The California State University Board of Trustees voted Wednesday to create a systemwide policy that gives administrators the opportunity to retreat to a faculty position after they resign or retire.
The policy also allows campuses to revoke retreat rights if an administrator is under investigation for misconduct or there is a finding of misconduct against them.
The new policy also will not allow CSU to provide positive letters of reference, either verbal or written, for any current or former employee who engaged in misconduct that resulted in their firing or if they’re under investigation for misconduct.
“These new policies are important steps that will allow us to better focus on our core mission of improving the lives of Californians through the transformative power of higher education,” interim Chancellor Jolene Koester said.
Faculty retreat has traditionally been used to provide a safety net for professors who leave a tenured position to work in a campus’ senior administration.
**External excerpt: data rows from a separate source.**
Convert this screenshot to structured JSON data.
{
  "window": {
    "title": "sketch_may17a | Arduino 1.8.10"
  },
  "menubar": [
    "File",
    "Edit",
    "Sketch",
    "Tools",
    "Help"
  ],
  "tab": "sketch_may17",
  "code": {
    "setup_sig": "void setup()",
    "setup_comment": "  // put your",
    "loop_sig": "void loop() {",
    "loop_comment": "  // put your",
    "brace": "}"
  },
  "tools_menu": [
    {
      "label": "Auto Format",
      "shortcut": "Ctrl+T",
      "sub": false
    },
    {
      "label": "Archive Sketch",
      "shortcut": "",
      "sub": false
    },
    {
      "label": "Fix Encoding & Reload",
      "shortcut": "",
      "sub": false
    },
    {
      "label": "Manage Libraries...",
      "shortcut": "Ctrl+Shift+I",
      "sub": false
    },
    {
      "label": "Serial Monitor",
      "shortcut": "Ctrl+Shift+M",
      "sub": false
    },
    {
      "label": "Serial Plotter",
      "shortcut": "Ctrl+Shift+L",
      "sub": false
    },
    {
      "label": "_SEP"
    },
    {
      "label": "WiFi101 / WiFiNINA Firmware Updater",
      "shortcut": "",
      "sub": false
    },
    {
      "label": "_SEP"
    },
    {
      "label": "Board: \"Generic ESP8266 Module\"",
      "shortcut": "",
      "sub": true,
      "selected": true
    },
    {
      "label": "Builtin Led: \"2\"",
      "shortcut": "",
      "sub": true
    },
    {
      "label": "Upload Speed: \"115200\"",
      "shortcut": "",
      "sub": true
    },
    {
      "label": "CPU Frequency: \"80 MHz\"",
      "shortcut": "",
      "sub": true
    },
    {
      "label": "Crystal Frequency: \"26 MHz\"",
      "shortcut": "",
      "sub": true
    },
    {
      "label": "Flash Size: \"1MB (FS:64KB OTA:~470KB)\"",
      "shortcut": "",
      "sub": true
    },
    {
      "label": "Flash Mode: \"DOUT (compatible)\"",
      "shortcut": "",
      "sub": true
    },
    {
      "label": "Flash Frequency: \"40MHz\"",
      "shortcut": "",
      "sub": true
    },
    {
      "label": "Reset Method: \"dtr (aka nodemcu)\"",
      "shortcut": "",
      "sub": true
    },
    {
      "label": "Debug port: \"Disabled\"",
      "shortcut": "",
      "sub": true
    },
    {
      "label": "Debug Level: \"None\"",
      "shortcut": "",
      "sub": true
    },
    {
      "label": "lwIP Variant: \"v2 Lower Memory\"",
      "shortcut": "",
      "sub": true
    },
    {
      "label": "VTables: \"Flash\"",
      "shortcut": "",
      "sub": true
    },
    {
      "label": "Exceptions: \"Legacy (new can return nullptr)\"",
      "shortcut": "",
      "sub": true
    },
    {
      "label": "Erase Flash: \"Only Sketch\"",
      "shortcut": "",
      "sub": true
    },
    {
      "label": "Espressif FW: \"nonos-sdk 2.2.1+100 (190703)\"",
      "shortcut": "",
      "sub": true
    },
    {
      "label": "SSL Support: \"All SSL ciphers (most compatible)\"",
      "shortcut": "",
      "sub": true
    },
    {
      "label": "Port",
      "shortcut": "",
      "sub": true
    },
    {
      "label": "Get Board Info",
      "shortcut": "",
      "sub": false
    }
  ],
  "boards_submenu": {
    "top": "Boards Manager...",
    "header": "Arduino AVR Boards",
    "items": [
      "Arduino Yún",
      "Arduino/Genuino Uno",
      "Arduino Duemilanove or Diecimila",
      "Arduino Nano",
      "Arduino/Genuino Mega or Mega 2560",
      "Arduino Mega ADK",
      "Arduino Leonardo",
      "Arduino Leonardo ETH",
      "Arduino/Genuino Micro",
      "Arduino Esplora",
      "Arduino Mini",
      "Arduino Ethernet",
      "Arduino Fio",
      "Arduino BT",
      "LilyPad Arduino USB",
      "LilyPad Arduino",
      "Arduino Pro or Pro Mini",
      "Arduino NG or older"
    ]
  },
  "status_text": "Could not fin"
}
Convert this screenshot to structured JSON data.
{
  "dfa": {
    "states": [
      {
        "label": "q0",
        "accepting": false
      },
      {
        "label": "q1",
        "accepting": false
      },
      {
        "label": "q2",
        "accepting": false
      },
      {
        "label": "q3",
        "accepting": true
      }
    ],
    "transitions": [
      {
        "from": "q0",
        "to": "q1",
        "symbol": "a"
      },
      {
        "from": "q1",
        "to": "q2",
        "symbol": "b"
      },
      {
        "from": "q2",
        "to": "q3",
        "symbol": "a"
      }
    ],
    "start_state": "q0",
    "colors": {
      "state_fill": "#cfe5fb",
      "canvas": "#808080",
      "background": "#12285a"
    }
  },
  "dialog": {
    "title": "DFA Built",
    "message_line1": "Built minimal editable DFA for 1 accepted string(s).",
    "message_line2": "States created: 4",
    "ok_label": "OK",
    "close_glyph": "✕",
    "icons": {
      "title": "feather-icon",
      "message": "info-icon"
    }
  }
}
However, the perk has also been used to hire qualified candidates for positions even if they don’t come from faculty and is typically part of presidential compensation packages.
An EdSource investigation found the use of administrative faculty retreat varies by campus, and in some cases, has allowed administrators to retreat to the faculty despite investigations, allegations of misconduct or disciplinary actions made against them.